- **Exercise**
The answer must consist of every line from the data that holds "kind".

Dataset rows describing interfaces

○ ○ ○

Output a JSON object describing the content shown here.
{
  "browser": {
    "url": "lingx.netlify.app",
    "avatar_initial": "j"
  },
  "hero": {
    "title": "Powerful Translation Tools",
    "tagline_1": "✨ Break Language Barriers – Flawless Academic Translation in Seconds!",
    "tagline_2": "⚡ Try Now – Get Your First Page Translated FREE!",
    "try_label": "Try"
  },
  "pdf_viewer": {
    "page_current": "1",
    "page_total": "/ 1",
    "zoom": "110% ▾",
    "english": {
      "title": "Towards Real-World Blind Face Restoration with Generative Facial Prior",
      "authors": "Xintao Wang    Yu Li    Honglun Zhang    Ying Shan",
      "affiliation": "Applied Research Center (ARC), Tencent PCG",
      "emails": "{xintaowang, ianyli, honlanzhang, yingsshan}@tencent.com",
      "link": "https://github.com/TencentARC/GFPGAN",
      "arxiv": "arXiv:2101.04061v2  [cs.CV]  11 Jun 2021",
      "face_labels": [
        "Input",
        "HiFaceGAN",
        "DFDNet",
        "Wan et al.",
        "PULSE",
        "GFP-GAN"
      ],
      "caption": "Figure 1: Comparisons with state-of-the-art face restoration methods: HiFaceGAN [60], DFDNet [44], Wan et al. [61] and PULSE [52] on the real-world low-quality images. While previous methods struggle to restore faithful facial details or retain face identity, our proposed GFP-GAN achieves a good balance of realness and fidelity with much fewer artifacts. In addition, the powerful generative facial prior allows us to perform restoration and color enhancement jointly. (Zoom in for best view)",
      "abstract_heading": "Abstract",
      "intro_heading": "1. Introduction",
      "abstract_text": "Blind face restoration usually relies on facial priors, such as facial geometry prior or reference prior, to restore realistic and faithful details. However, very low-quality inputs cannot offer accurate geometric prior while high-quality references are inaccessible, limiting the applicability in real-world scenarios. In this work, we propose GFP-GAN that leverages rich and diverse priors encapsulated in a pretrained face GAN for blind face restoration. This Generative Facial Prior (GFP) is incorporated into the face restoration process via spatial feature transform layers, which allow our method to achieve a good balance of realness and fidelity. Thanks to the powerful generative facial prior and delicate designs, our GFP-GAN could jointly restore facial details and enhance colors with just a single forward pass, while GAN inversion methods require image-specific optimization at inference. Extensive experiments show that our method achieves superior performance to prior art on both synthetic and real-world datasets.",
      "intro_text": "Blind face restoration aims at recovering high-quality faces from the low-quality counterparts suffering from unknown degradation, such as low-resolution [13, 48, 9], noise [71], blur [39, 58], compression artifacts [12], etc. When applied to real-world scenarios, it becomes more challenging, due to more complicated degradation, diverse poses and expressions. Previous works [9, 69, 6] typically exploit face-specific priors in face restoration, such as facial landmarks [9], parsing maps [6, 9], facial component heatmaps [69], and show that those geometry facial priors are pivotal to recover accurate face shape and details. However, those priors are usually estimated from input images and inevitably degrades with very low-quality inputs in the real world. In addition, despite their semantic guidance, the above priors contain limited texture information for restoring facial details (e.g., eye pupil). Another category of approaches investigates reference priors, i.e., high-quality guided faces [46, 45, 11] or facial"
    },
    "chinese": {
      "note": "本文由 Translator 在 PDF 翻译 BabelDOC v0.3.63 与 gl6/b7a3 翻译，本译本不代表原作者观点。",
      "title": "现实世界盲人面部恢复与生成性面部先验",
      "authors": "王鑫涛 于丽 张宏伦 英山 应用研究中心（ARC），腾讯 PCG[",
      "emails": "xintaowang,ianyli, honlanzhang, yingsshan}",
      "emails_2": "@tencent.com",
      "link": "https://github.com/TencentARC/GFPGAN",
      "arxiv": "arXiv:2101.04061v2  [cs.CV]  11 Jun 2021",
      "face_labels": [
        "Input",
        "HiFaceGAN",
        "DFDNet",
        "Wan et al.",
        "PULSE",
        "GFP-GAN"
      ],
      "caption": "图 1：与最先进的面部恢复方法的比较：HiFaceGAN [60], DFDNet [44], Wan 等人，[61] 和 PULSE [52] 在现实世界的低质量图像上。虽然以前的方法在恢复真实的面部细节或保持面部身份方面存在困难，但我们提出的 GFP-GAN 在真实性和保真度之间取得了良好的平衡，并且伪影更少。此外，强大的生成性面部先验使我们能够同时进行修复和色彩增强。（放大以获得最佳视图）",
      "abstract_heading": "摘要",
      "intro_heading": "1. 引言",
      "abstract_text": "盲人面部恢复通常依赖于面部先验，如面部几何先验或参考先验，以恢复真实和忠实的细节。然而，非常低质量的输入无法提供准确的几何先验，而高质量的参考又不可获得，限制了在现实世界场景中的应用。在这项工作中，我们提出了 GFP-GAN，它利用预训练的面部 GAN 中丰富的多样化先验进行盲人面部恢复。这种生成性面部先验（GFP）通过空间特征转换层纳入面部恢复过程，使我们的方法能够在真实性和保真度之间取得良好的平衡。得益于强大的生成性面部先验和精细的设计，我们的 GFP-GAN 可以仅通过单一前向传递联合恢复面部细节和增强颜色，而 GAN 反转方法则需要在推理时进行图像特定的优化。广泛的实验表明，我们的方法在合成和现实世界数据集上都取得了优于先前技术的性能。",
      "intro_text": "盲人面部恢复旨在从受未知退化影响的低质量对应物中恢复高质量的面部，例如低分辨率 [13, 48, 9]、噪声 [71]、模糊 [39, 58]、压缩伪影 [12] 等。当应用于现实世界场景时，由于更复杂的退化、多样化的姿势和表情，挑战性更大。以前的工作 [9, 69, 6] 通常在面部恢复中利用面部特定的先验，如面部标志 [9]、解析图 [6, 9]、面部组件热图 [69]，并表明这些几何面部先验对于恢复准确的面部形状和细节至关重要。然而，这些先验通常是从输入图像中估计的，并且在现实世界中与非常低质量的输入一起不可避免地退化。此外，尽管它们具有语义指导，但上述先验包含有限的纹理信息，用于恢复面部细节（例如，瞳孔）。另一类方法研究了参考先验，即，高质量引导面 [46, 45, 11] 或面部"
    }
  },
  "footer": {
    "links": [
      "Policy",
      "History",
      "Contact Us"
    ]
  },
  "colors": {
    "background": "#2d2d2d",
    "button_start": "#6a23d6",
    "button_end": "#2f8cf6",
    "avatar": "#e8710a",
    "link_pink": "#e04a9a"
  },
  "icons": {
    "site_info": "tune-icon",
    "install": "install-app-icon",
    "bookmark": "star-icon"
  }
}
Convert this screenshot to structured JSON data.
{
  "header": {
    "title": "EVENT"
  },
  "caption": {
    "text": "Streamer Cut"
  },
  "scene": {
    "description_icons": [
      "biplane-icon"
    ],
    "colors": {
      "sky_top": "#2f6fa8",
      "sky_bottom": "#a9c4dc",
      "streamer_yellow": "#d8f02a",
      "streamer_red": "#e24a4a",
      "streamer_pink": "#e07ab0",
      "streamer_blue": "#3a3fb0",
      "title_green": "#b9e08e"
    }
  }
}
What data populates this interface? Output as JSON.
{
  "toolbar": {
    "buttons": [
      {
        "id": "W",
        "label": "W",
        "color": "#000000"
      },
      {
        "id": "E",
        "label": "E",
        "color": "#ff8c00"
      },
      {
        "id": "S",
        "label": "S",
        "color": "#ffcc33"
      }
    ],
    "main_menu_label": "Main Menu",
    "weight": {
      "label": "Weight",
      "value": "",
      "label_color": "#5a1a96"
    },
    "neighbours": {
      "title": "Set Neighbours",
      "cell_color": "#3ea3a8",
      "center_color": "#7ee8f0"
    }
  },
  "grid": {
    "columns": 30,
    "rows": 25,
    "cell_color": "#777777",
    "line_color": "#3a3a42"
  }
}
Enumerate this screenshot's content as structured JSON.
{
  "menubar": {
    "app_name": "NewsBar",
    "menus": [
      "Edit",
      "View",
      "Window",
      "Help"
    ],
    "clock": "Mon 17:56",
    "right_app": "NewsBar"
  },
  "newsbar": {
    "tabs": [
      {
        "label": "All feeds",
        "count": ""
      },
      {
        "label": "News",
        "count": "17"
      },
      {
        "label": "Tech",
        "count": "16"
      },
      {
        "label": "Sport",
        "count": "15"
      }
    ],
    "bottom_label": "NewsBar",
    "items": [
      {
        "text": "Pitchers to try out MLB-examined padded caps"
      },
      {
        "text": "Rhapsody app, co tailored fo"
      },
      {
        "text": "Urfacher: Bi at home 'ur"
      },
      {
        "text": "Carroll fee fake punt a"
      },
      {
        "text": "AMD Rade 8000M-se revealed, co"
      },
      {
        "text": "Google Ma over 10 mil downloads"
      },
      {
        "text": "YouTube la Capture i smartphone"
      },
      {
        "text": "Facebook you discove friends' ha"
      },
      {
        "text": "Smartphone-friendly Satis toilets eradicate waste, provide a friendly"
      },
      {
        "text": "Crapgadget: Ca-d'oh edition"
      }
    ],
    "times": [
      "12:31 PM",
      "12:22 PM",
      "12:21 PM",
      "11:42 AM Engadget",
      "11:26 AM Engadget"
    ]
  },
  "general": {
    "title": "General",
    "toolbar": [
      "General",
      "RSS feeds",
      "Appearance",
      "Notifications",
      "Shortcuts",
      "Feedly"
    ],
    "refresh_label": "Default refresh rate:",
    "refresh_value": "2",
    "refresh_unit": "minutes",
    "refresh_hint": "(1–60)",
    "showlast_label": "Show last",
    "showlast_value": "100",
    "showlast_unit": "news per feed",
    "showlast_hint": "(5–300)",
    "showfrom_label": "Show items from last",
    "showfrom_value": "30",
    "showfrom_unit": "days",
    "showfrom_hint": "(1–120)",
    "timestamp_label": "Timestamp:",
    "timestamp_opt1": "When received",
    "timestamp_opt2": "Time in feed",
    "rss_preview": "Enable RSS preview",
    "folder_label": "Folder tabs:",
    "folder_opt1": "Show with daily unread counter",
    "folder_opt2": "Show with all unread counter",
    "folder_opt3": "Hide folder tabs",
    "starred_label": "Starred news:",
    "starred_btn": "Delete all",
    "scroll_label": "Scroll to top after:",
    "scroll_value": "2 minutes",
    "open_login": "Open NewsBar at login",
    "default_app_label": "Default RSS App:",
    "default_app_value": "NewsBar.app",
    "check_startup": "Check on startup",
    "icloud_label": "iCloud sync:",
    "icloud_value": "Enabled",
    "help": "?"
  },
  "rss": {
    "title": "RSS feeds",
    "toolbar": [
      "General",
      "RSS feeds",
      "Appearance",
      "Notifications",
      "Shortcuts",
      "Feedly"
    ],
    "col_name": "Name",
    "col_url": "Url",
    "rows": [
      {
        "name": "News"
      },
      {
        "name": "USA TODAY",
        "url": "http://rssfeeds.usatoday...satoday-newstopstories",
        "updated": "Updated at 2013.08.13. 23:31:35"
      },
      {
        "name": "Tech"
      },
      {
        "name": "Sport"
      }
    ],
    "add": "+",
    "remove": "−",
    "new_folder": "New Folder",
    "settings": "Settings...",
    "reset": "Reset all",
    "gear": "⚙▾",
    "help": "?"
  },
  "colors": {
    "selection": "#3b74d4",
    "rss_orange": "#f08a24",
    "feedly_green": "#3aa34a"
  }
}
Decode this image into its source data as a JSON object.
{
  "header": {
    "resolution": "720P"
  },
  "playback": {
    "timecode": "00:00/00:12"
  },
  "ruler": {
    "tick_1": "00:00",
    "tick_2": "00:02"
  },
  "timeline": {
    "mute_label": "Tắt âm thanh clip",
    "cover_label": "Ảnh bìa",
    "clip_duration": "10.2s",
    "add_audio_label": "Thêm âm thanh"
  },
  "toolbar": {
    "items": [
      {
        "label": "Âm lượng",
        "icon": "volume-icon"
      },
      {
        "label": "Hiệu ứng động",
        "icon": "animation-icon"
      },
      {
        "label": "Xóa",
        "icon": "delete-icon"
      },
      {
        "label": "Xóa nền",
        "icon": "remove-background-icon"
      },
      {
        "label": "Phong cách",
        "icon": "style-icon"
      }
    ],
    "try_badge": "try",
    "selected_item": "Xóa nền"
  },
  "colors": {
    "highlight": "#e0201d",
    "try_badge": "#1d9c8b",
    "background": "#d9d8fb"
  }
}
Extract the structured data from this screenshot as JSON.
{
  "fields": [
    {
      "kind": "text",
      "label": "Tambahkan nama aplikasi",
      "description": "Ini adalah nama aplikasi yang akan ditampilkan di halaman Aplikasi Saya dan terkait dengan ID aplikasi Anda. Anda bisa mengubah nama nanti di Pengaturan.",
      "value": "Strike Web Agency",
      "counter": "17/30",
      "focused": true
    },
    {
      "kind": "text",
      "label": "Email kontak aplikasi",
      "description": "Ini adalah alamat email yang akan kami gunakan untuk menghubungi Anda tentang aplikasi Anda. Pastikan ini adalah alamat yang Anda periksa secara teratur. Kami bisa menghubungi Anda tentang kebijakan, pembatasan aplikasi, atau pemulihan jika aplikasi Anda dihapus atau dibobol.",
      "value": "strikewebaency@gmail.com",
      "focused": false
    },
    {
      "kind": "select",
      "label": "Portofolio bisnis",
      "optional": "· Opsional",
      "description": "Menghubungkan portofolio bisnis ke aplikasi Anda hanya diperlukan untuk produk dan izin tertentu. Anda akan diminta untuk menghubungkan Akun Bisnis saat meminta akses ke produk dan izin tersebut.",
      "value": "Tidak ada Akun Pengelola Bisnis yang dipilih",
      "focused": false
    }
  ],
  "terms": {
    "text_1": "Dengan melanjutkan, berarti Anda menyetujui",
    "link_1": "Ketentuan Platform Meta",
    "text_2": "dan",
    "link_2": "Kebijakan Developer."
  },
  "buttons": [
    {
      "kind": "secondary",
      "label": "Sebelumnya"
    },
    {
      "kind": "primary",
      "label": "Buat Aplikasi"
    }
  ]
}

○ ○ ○

- **Answer to the exercise**
      "kind": "text",
      "kind": "text",
      "kind": "select",
      "kind": "secondary",
      "kind": "primary",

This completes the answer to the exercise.